While store dashboards are ubiquitous in retail, today’s store leaders need more than numbers on a screen.
Store managers thrive when they have the relevant data at their fingertips to make decisions quickly without getting bogged down in analysis or data manipulation.
Traditional store dashboards address only the first step in this process—serving up the numbers—yet, they rarely attempt to answer critical business questions including:
- What does this mean for my business?
- What can do I about it?
- What should I do now (what’s my best next action)?
People managers, not data scientists
Your store managers’ time is best spent solving problems, not crunching numbers. However, most retail dashboards require managers to devote multiple hours per week to analyzing and interpreting data.
Whether your team uses a sophisticated business intelligence system or a collection of Excel spreadsheets, chances are good that your store leaders are challenged to find the time to decipher store data to arrive at business insights that drive the business forward. Their skill set and passion lies in managing people and selling product – not in data science.
Making the most of store data
This doesn’t discount the value of store data, however. It’s essential that retailers leverage data to make sound business decisions, particularly in today’s hyper-competitive retail environment.
The key is finding the right retail technology solution that frees up your team’s time and guides them toward the “best next step” on the sales floor.
At the start of every day, each of your store leaders should be able to answer:
- What are the key risks and opportunities to store performance in the next shift?
- What skills or behaviors do I need to coach my store associates on to improve store performance today?
- When should I assign my most skilled customer-facing associates to the sales floor, based on projected hourly traffic levels?
- When should I schedule non-customer facing tasks so that my store associates can make the most of every in-store interaction while completing our to-do list?
A speedometer versus a GPS
The right store management technology solution goes beyond dashboards.
Dashboards are essentially a speedometer, informing managers of the basics of “how much” (average order size) and “how many” (number of transactions, number of store visits).
More powerful store day management solutions, on the other hand, resemble Waze (or GPS) for store leaders, addressing the underlying questions that drive the business:
- Where do I need to go? What are my goals for today and how does that stack up against my performance this week or this month?
- What’s the best route to get there? Using the performance levers that are within my control as a store leader (increasing conversion, upselling and cross-selling, etc.) how can I increase my chances of making my sales plan today?
- What obstacles might I encounter on my route and how can I avoid them? How can I meet my goals while taking into account factors outside of my control such as lower traffic or an inexperienced associate team? What can I do to compensate, such as shifting assignments, providing real-time training via self-service 3-minute skills videos, etc.?

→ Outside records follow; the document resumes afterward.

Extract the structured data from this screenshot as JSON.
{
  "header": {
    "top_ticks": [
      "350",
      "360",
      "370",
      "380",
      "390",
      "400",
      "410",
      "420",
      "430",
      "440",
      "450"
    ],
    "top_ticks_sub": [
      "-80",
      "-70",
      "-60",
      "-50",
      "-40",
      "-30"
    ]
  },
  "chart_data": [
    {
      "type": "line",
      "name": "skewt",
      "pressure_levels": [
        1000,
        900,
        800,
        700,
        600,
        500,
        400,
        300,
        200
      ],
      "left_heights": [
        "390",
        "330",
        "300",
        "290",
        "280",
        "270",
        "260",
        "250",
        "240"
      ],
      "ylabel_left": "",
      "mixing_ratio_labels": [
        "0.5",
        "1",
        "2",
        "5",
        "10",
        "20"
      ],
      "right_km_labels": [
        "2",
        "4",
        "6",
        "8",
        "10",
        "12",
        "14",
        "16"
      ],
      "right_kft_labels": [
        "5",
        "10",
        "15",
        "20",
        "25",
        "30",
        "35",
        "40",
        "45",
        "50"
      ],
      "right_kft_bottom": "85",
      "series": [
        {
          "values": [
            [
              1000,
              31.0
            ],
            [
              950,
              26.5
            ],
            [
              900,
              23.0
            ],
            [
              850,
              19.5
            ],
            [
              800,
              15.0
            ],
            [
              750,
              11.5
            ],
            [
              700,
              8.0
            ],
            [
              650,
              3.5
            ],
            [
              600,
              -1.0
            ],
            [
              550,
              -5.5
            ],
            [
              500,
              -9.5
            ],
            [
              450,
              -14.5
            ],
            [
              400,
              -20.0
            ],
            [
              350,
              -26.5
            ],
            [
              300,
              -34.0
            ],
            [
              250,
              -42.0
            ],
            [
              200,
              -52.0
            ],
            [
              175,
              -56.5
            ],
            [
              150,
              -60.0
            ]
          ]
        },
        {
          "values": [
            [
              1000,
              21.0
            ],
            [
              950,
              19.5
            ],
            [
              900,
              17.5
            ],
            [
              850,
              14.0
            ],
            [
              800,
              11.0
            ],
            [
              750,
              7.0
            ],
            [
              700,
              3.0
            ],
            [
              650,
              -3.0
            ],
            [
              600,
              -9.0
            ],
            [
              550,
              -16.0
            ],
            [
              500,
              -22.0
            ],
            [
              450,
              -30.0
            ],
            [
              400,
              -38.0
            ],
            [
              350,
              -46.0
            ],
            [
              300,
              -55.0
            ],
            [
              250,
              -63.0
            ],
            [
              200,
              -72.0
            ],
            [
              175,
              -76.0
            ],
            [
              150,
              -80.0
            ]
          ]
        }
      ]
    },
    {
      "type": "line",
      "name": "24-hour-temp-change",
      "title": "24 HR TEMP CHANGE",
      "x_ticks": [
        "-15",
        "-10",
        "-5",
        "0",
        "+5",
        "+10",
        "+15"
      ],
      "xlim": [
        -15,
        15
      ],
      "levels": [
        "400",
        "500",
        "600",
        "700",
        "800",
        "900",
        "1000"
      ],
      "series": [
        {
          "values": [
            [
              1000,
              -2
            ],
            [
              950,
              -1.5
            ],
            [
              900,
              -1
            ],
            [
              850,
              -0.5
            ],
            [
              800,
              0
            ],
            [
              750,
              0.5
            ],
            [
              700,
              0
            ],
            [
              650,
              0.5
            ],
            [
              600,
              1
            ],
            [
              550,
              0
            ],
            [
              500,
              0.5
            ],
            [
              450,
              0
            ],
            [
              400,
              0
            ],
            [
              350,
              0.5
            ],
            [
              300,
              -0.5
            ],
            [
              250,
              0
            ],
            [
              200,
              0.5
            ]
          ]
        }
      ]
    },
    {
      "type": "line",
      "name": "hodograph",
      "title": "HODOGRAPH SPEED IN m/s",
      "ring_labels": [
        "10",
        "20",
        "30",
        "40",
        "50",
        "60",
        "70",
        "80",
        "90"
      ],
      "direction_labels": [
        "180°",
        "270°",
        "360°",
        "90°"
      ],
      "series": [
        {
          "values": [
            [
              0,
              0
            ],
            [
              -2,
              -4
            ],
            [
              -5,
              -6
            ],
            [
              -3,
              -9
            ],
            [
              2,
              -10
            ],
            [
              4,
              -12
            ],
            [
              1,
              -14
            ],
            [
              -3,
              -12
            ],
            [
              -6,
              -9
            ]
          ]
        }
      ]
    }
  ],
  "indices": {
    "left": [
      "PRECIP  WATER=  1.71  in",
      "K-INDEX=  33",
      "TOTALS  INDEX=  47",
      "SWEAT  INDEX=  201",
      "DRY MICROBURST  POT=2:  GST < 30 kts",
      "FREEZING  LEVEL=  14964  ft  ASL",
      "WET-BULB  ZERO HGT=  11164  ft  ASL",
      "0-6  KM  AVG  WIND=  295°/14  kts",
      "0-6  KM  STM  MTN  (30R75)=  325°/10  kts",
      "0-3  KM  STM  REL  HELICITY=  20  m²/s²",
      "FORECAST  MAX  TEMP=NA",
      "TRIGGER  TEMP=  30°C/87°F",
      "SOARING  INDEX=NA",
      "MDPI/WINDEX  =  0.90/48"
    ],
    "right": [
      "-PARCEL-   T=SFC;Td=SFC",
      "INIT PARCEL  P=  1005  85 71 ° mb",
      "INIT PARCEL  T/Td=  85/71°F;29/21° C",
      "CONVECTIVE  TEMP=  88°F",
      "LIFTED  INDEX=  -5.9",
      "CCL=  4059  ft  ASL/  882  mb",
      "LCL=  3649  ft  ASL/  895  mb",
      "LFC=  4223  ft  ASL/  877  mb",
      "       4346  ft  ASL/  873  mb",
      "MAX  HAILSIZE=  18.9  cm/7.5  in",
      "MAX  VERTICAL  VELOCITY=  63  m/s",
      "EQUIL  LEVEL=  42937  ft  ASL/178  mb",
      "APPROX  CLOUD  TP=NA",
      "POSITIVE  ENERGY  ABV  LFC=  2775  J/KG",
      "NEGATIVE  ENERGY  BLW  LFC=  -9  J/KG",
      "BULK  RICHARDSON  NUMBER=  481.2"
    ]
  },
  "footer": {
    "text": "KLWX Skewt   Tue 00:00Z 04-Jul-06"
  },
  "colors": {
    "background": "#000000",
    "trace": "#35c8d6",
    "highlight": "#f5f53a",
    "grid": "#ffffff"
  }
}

Store leaders can realize significantly more value from robust tools that pair the functionality of a dashboard with a smart recommendation engine, on-demand skills videos, and easy-to-use frameworks for all levels of the organization. When stores can leverage the full potential of their store data to drive performance, the impact on store performance—and customer experience—is profound.